WORK REQUIRED: Within the records, how many lines hold the word "Corona"? State that number alone.

INFORMATION SHOWN:

---+---

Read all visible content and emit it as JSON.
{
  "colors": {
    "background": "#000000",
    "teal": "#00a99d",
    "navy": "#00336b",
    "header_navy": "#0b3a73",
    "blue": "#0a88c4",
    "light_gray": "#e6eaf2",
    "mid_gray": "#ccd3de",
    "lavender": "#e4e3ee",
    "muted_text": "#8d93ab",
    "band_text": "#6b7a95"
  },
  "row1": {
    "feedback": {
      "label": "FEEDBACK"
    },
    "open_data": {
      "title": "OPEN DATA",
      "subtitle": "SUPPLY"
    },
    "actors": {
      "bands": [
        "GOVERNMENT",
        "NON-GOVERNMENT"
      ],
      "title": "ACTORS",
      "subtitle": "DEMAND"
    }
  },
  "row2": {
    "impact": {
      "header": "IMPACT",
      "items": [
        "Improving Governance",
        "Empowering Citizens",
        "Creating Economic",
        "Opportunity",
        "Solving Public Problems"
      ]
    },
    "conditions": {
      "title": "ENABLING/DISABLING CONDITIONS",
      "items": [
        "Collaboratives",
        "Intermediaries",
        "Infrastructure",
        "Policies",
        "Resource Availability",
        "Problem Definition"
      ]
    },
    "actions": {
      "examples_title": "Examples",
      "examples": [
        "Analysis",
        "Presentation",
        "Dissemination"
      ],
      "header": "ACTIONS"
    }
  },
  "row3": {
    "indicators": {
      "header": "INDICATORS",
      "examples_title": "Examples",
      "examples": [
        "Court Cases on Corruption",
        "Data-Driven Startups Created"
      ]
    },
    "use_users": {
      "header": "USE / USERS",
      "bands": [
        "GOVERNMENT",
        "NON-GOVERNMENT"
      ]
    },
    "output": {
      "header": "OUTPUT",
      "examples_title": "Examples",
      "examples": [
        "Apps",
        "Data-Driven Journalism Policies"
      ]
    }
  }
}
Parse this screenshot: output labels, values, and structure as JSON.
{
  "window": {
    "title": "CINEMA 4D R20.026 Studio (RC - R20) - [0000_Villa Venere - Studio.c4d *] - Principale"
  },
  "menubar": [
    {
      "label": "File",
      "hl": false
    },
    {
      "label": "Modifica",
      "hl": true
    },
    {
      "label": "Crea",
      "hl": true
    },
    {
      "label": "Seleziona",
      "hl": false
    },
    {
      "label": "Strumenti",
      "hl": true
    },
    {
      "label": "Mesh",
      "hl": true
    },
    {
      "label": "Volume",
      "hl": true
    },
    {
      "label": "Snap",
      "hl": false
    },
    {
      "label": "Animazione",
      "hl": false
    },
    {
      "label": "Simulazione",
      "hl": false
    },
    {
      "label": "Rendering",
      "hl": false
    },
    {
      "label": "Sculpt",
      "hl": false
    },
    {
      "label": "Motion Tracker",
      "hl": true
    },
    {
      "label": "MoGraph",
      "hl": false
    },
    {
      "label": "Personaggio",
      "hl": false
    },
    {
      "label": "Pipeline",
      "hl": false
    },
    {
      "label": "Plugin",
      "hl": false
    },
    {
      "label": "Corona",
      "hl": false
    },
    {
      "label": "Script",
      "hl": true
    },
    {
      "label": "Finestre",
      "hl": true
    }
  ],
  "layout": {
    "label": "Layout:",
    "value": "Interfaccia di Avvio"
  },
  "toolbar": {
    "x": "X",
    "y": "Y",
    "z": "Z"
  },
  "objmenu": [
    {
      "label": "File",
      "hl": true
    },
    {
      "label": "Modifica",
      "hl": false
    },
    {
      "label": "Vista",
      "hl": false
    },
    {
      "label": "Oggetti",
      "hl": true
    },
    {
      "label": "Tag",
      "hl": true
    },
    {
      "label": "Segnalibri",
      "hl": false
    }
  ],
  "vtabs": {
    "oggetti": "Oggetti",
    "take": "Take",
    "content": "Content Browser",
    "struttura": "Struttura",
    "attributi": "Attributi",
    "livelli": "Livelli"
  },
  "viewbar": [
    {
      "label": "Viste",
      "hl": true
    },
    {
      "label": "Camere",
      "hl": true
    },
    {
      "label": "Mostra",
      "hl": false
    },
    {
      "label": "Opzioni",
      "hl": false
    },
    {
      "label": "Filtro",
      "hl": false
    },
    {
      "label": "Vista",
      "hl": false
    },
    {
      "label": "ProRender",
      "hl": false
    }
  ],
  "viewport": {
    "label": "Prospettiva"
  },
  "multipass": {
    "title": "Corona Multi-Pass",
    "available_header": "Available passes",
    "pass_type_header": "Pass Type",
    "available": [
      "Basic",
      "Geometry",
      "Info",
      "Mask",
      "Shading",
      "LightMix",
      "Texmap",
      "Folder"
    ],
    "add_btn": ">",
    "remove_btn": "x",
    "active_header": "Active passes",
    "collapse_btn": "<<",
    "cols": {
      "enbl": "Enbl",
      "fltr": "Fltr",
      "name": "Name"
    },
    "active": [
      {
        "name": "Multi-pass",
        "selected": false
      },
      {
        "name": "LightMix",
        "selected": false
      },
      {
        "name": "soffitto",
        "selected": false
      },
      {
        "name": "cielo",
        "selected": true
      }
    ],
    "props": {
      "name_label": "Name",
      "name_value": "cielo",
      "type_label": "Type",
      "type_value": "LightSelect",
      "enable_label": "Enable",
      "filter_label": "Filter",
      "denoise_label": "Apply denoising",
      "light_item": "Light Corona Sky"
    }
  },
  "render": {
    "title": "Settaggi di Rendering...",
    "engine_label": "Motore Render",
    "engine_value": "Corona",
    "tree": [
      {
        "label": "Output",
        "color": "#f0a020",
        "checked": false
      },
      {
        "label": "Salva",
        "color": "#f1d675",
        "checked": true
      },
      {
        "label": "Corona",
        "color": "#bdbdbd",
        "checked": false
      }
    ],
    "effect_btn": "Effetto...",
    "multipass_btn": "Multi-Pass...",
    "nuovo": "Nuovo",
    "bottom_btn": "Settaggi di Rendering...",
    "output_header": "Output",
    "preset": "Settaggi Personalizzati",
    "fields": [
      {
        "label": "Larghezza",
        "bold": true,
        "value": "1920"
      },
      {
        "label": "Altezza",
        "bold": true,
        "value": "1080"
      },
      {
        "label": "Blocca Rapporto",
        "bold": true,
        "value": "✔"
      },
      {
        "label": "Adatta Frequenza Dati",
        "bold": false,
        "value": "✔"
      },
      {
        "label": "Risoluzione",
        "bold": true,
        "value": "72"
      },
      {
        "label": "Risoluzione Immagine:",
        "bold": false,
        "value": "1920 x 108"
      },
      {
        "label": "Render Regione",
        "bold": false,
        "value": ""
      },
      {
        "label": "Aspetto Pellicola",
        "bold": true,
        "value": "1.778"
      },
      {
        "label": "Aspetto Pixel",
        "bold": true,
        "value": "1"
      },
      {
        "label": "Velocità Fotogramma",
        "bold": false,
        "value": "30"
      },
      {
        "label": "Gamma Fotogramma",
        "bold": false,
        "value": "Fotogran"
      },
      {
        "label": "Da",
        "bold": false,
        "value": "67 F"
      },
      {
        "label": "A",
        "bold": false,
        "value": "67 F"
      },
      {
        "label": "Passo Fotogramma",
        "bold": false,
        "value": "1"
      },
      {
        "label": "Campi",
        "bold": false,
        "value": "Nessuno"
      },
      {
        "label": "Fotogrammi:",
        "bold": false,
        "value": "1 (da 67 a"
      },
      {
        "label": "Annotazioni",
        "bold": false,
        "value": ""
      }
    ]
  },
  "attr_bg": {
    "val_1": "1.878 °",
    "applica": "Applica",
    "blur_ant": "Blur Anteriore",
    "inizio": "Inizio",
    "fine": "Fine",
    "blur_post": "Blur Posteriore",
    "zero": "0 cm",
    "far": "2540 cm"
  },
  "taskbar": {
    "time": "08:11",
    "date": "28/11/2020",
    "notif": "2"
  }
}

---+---

SOLUTION FOR THIS PROBLEM: 5